═══ GIVEN DATA

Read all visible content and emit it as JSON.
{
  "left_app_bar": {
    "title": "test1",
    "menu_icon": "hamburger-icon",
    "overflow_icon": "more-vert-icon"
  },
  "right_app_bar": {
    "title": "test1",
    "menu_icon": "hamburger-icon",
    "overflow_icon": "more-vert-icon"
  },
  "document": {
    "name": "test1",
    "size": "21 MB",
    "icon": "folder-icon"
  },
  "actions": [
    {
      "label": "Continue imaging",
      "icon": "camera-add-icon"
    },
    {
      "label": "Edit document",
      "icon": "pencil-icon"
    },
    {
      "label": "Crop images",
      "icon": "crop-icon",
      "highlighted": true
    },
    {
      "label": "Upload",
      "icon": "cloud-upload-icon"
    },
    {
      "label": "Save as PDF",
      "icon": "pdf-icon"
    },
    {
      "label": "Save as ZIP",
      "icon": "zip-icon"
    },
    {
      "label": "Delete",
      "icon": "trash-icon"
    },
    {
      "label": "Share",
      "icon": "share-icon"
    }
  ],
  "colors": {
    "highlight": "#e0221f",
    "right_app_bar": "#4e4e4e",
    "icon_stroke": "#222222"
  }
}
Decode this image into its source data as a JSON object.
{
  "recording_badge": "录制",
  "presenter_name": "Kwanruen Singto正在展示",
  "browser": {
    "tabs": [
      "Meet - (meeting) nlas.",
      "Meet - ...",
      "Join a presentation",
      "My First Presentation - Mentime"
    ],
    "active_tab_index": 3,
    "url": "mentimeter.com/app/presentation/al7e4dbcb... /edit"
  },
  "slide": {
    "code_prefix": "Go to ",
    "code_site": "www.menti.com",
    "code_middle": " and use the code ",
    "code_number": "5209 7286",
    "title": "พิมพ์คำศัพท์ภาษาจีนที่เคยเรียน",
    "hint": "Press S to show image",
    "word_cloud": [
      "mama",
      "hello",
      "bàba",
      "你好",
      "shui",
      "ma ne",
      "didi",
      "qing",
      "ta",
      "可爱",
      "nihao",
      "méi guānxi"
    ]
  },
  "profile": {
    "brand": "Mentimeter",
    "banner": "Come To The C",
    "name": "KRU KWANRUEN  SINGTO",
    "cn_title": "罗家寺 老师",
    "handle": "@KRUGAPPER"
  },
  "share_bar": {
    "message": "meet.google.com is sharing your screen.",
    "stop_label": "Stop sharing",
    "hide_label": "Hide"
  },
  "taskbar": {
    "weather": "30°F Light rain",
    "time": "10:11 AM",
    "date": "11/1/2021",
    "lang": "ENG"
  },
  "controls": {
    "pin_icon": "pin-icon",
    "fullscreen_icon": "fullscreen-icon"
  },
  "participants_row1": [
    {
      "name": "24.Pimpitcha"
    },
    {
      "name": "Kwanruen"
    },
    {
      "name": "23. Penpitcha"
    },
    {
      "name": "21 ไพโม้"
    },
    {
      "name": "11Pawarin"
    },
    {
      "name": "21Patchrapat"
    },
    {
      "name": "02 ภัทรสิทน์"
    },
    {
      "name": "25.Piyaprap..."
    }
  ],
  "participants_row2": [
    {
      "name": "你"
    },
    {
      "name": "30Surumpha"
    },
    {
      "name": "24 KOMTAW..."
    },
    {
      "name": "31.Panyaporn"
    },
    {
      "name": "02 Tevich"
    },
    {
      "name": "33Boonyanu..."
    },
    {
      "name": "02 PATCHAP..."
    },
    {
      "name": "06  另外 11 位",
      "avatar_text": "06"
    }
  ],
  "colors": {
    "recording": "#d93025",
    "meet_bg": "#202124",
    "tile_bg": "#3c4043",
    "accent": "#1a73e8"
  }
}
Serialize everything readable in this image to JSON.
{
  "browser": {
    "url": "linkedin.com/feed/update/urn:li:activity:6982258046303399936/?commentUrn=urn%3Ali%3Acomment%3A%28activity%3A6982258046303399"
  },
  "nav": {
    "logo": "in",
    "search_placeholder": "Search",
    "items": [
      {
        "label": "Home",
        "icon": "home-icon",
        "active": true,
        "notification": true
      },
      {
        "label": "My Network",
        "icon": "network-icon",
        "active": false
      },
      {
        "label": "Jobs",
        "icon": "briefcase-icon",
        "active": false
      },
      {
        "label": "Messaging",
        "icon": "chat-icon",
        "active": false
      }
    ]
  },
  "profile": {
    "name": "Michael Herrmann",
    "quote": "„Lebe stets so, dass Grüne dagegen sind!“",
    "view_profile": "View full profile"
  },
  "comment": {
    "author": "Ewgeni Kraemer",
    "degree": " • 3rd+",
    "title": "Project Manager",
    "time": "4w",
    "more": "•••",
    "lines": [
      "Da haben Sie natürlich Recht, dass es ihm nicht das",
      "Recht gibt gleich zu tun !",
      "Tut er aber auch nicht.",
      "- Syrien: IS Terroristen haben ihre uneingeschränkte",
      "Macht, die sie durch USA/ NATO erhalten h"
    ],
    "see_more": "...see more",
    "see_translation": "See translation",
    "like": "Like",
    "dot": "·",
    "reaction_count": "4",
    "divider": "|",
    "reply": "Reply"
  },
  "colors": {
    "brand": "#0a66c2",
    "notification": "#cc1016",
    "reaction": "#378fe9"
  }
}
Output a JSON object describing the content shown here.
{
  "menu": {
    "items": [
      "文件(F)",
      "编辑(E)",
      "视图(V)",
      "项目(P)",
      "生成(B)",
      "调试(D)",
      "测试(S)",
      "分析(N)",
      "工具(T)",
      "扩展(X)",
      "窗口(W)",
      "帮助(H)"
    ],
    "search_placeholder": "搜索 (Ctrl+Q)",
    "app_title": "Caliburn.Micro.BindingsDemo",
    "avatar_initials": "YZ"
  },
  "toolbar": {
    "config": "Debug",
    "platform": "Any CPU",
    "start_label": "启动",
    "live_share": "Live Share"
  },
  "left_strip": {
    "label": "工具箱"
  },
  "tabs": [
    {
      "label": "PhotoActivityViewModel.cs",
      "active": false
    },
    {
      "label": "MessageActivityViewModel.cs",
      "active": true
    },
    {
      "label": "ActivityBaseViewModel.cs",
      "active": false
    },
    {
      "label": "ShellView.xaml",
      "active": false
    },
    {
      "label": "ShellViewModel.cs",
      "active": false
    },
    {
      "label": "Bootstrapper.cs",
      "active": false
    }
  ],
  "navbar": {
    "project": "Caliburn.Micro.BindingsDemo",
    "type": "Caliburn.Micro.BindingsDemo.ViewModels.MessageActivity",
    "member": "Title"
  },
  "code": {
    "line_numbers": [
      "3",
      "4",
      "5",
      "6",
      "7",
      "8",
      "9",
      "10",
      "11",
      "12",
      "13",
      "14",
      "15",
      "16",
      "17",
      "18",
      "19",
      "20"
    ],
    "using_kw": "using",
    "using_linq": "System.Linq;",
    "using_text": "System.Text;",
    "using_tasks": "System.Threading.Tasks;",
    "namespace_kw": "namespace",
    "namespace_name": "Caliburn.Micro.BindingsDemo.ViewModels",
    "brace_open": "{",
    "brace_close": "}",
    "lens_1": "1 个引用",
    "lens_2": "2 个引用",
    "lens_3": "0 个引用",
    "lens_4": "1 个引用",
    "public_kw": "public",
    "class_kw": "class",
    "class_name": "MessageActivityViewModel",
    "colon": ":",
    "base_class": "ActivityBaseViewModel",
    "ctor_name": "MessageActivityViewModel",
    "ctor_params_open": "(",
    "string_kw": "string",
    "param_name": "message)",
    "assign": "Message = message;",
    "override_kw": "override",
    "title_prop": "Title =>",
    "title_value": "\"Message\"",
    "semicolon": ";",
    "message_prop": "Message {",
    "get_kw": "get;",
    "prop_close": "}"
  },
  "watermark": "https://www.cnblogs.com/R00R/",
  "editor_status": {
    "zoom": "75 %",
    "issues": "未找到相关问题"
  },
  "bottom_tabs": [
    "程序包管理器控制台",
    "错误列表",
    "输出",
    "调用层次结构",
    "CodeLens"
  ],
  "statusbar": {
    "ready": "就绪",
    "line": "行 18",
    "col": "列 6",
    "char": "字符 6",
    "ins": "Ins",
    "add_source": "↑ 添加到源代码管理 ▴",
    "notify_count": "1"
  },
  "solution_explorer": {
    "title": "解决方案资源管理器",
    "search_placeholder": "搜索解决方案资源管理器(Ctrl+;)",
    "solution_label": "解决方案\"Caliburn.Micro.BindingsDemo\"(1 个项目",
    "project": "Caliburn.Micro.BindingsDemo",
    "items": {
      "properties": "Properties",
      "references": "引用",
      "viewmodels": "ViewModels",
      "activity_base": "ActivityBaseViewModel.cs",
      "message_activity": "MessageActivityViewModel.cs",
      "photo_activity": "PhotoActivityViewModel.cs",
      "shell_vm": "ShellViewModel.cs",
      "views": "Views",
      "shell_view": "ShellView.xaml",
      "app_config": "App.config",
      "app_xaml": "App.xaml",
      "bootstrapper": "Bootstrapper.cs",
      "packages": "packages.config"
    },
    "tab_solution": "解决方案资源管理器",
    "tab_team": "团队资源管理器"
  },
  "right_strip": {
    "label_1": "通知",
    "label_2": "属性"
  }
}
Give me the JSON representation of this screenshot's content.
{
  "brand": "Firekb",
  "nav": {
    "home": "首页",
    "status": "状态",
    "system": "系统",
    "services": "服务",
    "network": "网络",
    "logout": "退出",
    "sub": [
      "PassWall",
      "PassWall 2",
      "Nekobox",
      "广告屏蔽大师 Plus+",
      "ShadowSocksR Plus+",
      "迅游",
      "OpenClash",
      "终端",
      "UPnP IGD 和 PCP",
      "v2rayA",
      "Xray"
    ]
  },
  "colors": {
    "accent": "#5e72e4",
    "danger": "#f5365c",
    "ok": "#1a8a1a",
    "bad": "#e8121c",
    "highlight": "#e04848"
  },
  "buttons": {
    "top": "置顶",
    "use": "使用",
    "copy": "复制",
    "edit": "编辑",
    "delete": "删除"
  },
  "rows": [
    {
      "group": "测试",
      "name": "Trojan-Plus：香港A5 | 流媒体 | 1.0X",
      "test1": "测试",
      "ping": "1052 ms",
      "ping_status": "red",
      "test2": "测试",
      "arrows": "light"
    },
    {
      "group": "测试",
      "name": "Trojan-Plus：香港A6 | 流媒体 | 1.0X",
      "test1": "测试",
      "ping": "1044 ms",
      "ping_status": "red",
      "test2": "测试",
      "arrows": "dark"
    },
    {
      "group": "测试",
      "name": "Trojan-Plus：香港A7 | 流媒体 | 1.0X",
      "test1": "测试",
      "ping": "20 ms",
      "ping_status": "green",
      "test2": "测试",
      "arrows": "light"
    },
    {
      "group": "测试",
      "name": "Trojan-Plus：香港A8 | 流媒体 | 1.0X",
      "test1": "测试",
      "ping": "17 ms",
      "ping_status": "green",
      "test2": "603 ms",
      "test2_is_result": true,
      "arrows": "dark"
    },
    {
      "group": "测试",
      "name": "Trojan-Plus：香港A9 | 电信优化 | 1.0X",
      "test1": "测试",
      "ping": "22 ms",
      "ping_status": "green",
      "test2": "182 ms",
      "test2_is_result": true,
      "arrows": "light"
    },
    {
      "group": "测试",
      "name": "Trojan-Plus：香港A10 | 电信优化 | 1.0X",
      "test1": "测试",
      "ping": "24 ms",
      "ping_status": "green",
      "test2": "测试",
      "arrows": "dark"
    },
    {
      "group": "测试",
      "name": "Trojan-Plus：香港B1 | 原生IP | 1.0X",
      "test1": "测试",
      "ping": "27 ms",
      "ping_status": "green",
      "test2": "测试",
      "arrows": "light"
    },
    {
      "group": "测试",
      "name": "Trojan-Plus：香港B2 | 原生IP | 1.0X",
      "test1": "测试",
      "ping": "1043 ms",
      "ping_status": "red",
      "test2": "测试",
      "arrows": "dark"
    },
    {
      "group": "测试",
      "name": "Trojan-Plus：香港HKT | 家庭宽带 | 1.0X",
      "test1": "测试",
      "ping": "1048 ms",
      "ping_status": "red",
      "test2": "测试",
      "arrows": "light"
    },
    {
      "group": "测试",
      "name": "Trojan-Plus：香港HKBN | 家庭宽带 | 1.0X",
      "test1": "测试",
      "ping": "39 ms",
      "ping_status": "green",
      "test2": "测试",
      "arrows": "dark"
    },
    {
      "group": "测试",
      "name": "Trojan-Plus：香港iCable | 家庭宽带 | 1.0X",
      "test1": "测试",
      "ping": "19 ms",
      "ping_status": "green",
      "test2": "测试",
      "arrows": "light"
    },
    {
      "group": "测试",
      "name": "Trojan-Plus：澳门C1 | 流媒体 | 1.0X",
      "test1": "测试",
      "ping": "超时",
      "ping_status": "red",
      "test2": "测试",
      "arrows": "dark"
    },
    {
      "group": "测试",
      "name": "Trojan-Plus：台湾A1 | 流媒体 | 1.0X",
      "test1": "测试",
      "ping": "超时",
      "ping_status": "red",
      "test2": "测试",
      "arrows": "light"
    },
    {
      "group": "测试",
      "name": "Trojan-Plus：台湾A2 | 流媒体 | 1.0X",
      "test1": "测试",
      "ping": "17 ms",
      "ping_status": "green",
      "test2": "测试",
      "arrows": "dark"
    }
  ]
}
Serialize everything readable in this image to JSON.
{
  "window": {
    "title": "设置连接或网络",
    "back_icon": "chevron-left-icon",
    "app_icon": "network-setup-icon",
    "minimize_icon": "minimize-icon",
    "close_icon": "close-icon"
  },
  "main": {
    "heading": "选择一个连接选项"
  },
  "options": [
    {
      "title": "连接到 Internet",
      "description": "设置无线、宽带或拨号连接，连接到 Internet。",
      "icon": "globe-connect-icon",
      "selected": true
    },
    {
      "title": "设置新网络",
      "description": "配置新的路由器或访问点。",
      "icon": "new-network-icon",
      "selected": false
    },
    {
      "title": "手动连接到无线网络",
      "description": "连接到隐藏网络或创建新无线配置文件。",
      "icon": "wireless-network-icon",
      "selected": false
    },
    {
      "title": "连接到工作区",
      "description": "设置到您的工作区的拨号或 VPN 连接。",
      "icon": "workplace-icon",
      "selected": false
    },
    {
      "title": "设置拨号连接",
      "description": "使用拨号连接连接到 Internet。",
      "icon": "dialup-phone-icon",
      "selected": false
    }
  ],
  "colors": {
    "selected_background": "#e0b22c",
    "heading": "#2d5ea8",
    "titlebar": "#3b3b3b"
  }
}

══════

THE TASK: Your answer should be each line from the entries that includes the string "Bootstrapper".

WRITTEN SOLUTION:
      "label": "Bootstrapper.cs",
      "bootstrapper": "Bootstrapper.cs",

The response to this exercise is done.